Thelma has been compared to Stephen King’s Carrie but the film also draws resonance with this year's stellar film Raw, a French-Belgian horror with a cannibalistic twist. All three are coming-of-age stories featuring young women who are coming to grips with their sexuality, but it becomes clear from an early stage that something abnormal or supernatural is happening to their minds and bodies.


Mind you, while this trio are comparable, they are also completely distinct and unique, and in Thelma, there is something intoxicatingly fascinating about the story unravelling before your eyes. This effect could not be achieved without the key lead performance of relative newcomer Eili Harboe as Thelma, who brings to the role an intensity that calls to mind the award-winning performance of Isabelle Huppert in the film The Piano Teacher (indeed there is a scene in the film that references the Cannes darling). Her supports in Kaya Wilkins, as well as Henrik Rafaelsen and Ellen Dorrit Petersen as the parents, are also impressive.


The mystery of what Thelma is and the extent of what she can do will keep you on edge, although audiences who like a neatly rounded-up story will likely find themselves dissatisfied with the finale.

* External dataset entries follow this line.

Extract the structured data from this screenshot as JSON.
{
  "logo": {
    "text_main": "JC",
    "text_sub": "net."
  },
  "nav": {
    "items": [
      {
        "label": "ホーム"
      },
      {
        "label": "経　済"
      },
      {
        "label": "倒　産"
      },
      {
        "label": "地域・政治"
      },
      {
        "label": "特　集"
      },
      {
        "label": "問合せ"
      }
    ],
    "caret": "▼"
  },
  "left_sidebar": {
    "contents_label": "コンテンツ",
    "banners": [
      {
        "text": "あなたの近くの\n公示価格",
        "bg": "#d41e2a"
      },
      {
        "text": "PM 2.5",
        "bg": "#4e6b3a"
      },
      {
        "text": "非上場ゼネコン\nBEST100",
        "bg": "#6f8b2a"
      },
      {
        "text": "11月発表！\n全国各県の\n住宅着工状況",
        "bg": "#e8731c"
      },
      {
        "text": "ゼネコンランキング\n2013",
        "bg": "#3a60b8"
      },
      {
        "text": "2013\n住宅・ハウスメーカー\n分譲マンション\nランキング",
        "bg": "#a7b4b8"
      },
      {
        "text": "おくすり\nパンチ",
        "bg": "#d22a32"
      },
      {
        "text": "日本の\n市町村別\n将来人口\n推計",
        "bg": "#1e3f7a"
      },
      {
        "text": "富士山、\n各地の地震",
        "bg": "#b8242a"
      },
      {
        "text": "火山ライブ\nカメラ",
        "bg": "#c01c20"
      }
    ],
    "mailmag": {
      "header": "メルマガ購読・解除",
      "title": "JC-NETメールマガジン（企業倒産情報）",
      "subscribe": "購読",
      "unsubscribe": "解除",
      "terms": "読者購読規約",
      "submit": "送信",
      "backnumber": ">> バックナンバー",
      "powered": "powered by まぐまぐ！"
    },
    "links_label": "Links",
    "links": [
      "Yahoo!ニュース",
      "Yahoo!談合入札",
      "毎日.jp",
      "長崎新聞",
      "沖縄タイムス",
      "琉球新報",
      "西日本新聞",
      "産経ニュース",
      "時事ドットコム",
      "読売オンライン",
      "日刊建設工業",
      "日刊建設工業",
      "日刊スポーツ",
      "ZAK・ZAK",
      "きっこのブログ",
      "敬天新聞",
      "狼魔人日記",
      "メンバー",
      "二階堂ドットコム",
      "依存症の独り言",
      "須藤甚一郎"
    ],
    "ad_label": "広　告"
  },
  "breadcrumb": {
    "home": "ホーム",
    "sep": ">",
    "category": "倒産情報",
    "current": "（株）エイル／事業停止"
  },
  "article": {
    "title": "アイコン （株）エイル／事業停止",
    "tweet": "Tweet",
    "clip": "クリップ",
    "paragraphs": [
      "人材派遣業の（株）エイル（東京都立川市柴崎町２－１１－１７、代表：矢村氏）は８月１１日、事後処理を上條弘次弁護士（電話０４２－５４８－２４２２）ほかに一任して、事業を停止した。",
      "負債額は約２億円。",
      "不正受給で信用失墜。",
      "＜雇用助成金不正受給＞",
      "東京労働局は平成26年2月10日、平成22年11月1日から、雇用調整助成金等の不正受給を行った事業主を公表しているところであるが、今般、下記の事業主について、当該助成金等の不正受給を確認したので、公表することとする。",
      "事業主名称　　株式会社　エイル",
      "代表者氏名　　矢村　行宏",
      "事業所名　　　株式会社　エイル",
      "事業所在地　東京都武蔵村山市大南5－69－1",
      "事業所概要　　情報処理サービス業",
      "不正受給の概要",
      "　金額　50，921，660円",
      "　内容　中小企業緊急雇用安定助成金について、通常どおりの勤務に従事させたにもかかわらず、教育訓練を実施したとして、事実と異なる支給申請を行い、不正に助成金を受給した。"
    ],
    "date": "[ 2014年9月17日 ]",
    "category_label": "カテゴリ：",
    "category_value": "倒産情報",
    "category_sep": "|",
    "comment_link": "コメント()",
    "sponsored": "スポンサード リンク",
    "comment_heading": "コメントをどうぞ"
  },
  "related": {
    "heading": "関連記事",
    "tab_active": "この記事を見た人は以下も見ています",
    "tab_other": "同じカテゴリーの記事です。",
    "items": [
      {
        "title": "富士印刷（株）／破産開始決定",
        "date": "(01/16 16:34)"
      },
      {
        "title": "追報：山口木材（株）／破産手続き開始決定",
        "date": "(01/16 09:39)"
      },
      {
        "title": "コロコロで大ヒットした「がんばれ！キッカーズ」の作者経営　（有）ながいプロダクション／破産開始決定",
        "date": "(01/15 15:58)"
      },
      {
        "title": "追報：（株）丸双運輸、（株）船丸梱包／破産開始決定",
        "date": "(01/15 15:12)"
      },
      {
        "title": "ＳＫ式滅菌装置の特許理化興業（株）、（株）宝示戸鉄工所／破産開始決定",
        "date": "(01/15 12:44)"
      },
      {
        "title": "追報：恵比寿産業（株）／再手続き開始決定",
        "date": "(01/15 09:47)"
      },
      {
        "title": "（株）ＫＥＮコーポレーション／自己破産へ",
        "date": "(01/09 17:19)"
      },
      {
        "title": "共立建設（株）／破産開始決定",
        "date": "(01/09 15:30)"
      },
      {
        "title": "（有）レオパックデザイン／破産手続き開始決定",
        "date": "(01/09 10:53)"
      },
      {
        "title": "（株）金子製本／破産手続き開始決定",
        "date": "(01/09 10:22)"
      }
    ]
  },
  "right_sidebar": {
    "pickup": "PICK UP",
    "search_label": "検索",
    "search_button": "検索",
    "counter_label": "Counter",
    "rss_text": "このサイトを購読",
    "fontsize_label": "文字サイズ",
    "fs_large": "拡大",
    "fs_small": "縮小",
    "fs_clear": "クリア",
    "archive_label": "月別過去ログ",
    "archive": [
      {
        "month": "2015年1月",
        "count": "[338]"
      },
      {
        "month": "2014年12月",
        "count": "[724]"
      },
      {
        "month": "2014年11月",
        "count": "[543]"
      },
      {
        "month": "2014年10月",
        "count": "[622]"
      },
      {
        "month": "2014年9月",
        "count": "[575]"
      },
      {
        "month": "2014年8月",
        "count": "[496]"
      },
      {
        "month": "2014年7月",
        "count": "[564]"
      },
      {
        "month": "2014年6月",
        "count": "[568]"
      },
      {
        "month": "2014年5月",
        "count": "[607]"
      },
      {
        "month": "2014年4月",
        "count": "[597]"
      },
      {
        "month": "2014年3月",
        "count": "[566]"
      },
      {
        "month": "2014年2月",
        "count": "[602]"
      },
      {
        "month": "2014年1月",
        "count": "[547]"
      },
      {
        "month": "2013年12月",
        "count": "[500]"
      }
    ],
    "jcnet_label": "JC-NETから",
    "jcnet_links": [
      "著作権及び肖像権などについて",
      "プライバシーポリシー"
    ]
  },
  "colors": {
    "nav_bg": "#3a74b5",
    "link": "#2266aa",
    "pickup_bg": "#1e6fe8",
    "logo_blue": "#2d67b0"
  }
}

Still, it's a beautifully realised and stirring film that provides a strong entry into the work of director-writer Joachim Trier (whose previous credits include Louder Then Bombs, Reprise, and Oslo, August 31st). Moreover, it is a worthy choice for the Norwegian entry into the Best Foreign Language Film category at this year's Oscars.


 


Warning: The film contains strong flashing lights that may trigger seizures for persons with photosensitive epilepsy.